audreyI have come to understand that that hole will always be there.  Whoever else comes into my family, there will always be a Kari shaped hole in my life.  That doesn’t mean that anyone else is less important, it doesn’t mean that I will love others less or that there will be no room in my life for new people, it just means that I will always feel like something isn’t quite right, like a jigsaw puzzle with a missing piece.  But I’ve come to realise that sometimes, like great pieces of art, we are defined more by the negative space in our lives.

It has been really hard to put these feelings in writing.  I thought I would do it yesterday, but I couldn’t, they were to big, too raw.  Even today it is hard to pull them from my heart.  I am so full of emotions that I don’t know what to do with them all.  Much like this blog post, they are jumbled and confusing with no real form or structure.  A metaphor for my life perhaps.karilee

I spent yesterday hiding from the world, apart from one particular outing.  I did something that I never thought I would ever do.  I got a tattoo.  There are many reasons why this tattoo is significant to me, but the main reason I got it was to have a physical, permanent reminder of Kari.  The words say ‘Alis Volat Propriis’ and it means ‘She flies with her own wings’.  When I think of Kari, this is how I think of her, flying free.

Shattered

Life, fracturing into a million tiny pieces.  Hold on to them, don’t let the go.  But they are torn from my bloody fingers, torn away with force.  I try to grab, try to keep them close, but the pull is too strong and they are gone.

Months of heartache and pain.  Every part of part of me breaking.  Every part of my family fracturing.  As hard as I try, as determined as I am to make it right, the cracks continue to form.  The pieces continue to break away.

I feel so helpless and at times hopeless.  There seems to be no solutions, only more problems.  There is no firm ground to stand on, nothing to anchor a lifeline to and a voice in my head saying, “All is lost.  All is lost.”

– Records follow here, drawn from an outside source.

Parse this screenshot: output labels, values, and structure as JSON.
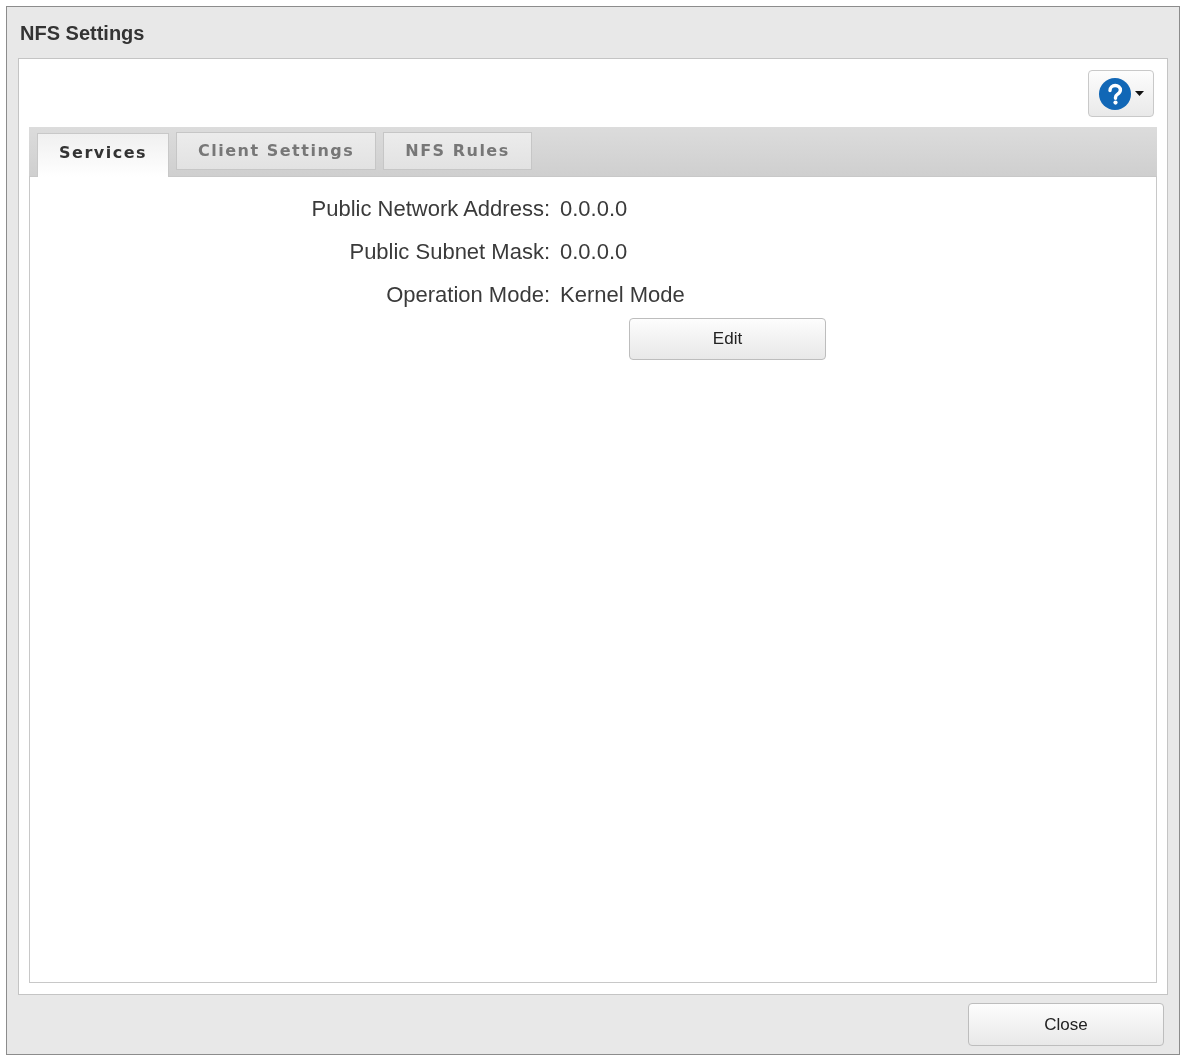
{
  "window": {
    "title": "NFS Settings"
  },
  "tabs": [
    {
      "label": "Services",
      "selected": true
    },
    {
      "label": "Client Settings",
      "selected": false
    },
    {
      "label": "NFS Rules",
      "selected": false
    }
  ],
  "fields": [
    {
      "label": "Public Network Address:",
      "value": "0.0.0.0"
    },
    {
      "label": "Public Subnet Mask:",
      "value": "0.0.0.0"
    },
    {
      "label": "Operation Mode:",
      "value": "Kernel Mode"
    }
  ],
  "edit_button": "Edit",
  "footer": {
    "close_button": "Close"
  }
}
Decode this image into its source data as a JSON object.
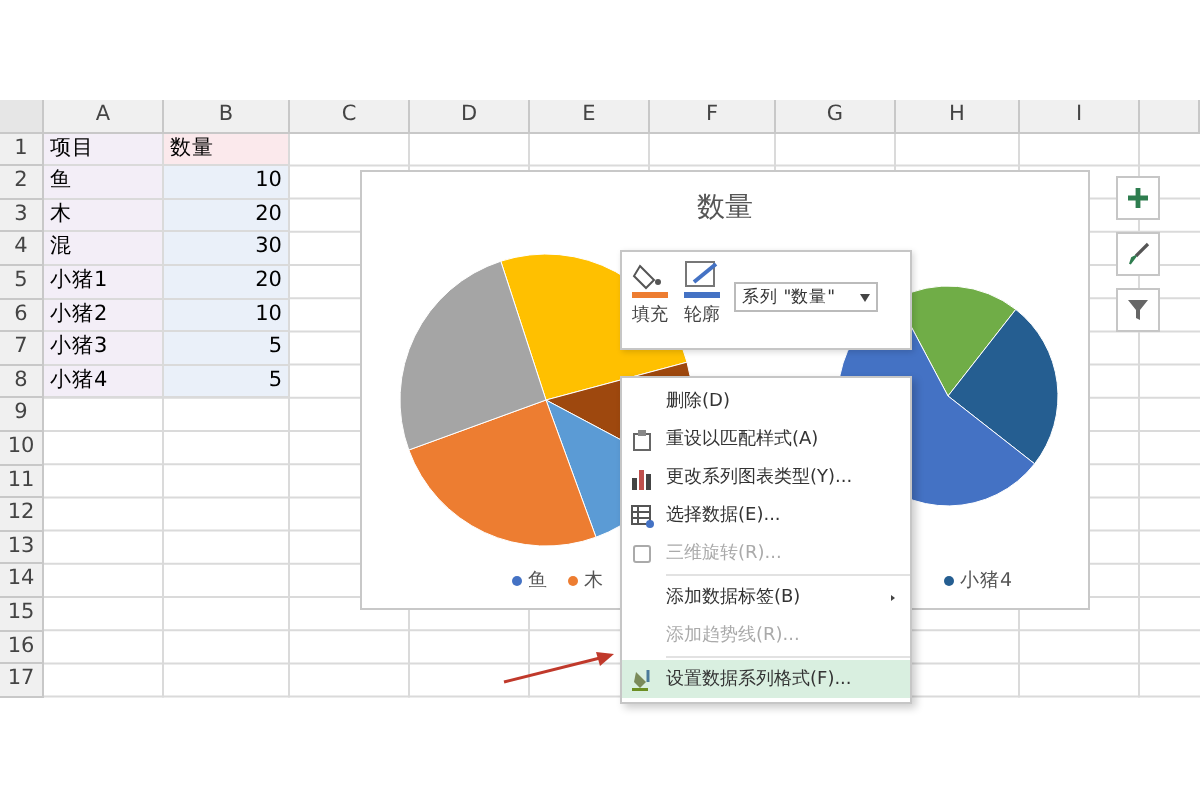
{
  "sheet": {
    "columns": [
      "A",
      "B",
      "C",
      "D",
      "E",
      "F",
      "G",
      "H",
      "I"
    ],
    "rows": [
      {
        "number": "1",
        "cells": [
          "项目",
          "数量"
        ]
      },
      {
        "number": "2",
        "cells": [
          "鱼",
          "10"
        ]
      },
      {
        "number": "3",
        "cells": [
          "木",
          "20"
        ]
      },
      {
        "number": "4",
        "cells": [
          "混",
          "30"
        ]
      },
      {
        "number": "5",
        "cells": [
          "小猪1",
          "20"
        ]
      },
      {
        "number": "6",
        "cells": [
          "小猪2",
          "10"
        ]
      },
      {
        "number": "7",
        "cells": [
          "小猪3",
          "5"
        ]
      },
      {
        "number": "8",
        "cells": [
          "小猪4",
          "5"
        ]
      },
      {
        "number": "9",
        "cells": []
      },
      {
        "number": "10",
        "cells": []
      },
      {
        "number": "11",
        "cells": []
      },
      {
        "number": "12",
        "cells": []
      },
      {
        "number": "13",
        "cells": []
      },
      {
        "number": "14",
        "cells": []
      },
      {
        "number": "15",
        "cells": []
      },
      {
        "number": "16",
        "cells": []
      },
      {
        "number": "17",
        "cells": []
      }
    ]
  },
  "chart": {
    "title": "数量",
    "legend": [
      {
        "label": "鱼",
        "color": "#4472c4"
      },
      {
        "label": "木",
        "color": "#ed7d31"
      },
      {
        "label": "小猪4",
        "color": "#255e91"
      }
    ]
  },
  "mini_toolbar": {
    "fill": "填充",
    "outline": "轮廓",
    "series_dropdown": "系列 \"数量\""
  },
  "context_menu": [
    {
      "label": "删除(D)",
      "disabled": false,
      "selected": false,
      "submenu": false
    },
    {
      "label": "重设以匹配样式(A)",
      "disabled": false,
      "selected": false,
      "submenu": false
    },
    {
      "label": "更改系列图表类型(Y)...",
      "disabled": false,
      "selected": false,
      "submenu": false
    },
    {
      "label": "选择数据(E)...",
      "disabled": false,
      "selected": false,
      "submenu": false
    },
    {
      "label": "三维旋转(R)...",
      "disabled": true,
      "selected": false,
      "submenu": false
    },
    {
      "label": "添加数据标签(B)",
      "disabled": false,
      "selected": false,
      "submenu": true
    },
    {
      "label": "添加趋势线(R)...",
      "disabled": true,
      "selected": false,
      "submenu": false
    },
    {
      "label": "设置数据系列格式(F)...",
      "disabled": false,
      "selected": true,
      "submenu": false
    }
  ]
}
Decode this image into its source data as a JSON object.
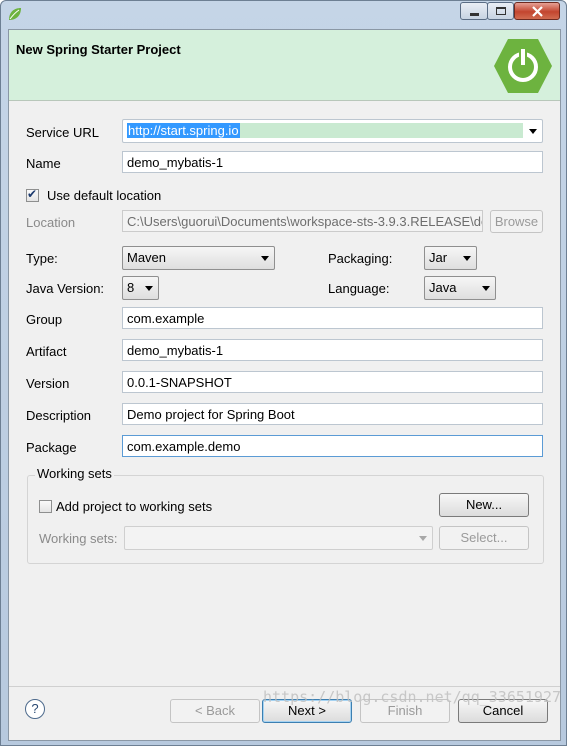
{
  "dialog": {
    "title": "New Spring Starter Project"
  },
  "form": {
    "service_url": {
      "label": "Service URL",
      "value": "http://start.spring.io"
    },
    "name": {
      "label": "Name",
      "value": "demo_mybatis-1"
    },
    "use_default_location": {
      "label": "Use default location",
      "checked": true
    },
    "location": {
      "label": "Location",
      "value": "C:\\Users\\guorui\\Documents\\workspace-sts-3.9.3.RELEASE\\de",
      "browse_label": "Browse"
    },
    "type": {
      "label": "Type:",
      "value": "Maven"
    },
    "packaging": {
      "label": "Packaging:",
      "value": "Jar"
    },
    "java_version": {
      "label": "Java Version:",
      "value": "8"
    },
    "language": {
      "label": "Language:",
      "value": "Java"
    },
    "group": {
      "label": "Group",
      "value": "com.example"
    },
    "artifact": {
      "label": "Artifact",
      "value": "demo_mybatis-1"
    },
    "version": {
      "label": "Version",
      "value": "0.0.1-SNAPSHOT"
    },
    "description": {
      "label": "Description",
      "value": "Demo project for Spring Boot"
    },
    "package": {
      "label": "Package",
      "value": "com.example.demo"
    }
  },
  "working_sets": {
    "title": "Working sets",
    "add_label": "Add project to working sets",
    "new_label": "New...",
    "sets_label": "Working sets:",
    "select_label": "Select..."
  },
  "footer": {
    "back_label": "< Back",
    "next_label": "Next >",
    "finish_label": "Finish",
    "cancel_label": "Cancel"
  },
  "watermark": "https://blog.csdn.net/qq_33651927",
  "colors": {
    "header_bg": "#d5f0dc",
    "spring_green": "#6db33f",
    "selection": "#3399ff"
  }
}
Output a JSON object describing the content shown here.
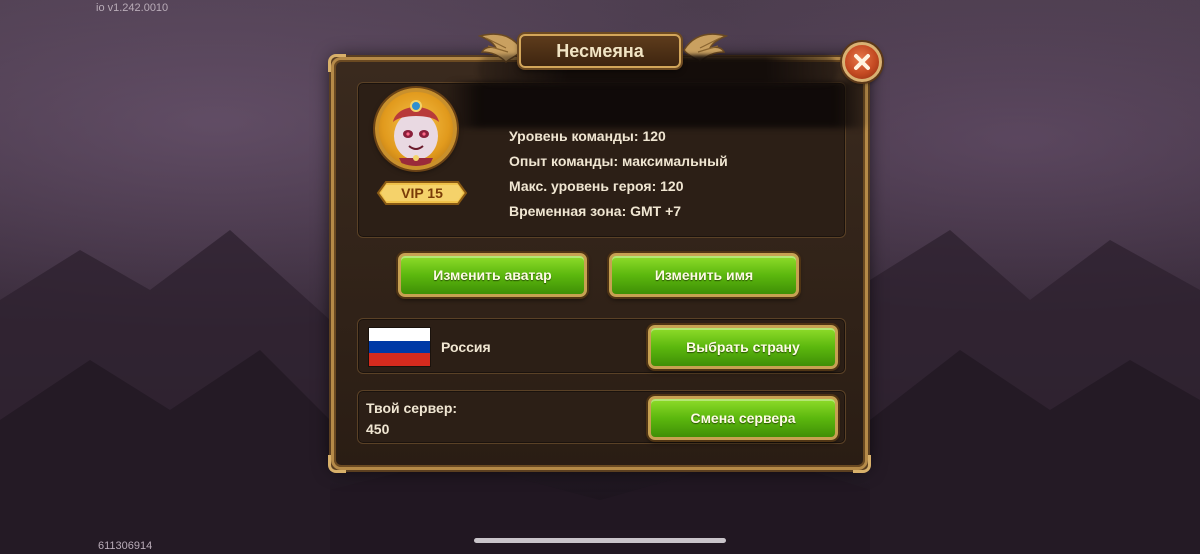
{
  "overlay": {
    "version": "io v1.242.0010",
    "user_id": "611306914"
  },
  "dialog": {
    "title": "Несмеяна",
    "close_icon": "close-x-icon"
  },
  "profile": {
    "avatar_icon": "hero-portrait-icon",
    "vip_label": "VIP 15",
    "stats": [
      "Уровень команды: 120",
      "Опыт команды: максимальный",
      "Макс. уровень героя: 120",
      "Временная зона: GMT +7"
    ]
  },
  "actions": {
    "change_avatar": "Изменить аватар",
    "change_name": "Изменить имя"
  },
  "country": {
    "flag_icon": "russia-flag-icon",
    "flag_colors": [
      "#ffffff",
      "#0039a6",
      "#d52b1e"
    ],
    "name": "Россия",
    "select_button": "Выбрать страну"
  },
  "server": {
    "label": "Твой сервер:",
    "value": "450",
    "change_button": "Смена сервера"
  },
  "colors": {
    "button_green": "#5cb80e",
    "frame_gold": "#b58a48",
    "close_red": "#c44a22"
  }
}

Empty platitudes and sympathetic smiles do nothing to relieve the very real pressures of the life I find myself trapped in.  The world marches on, unconcerned, unhindered, unknowing of my plight.  The black dog bays unrelentingly.

Where is the light?  Where is the relief?  Where is the dawn of reprieve?  There is none, there is nothing, just darkness and a void swallowing my life, swallowing my joy, swallowing me.

The night is full of terrors.  Attacks come from those closest.  The vultures circle, sensing death.  Their hungry eyes watching, waiting, claws at the ready to rip and tear.

I want the nightmare to end.  I want the pain to abate.  I want the pieces back together, whole again.  But how can you repair something so utterly destroyed?  How can it ever be put to rights?

Nothing will be the same.  The cracks will remain, the pieces missing.  The gaping holes will testify to our loss and our forever broken lives.  All is lost.  All is lost.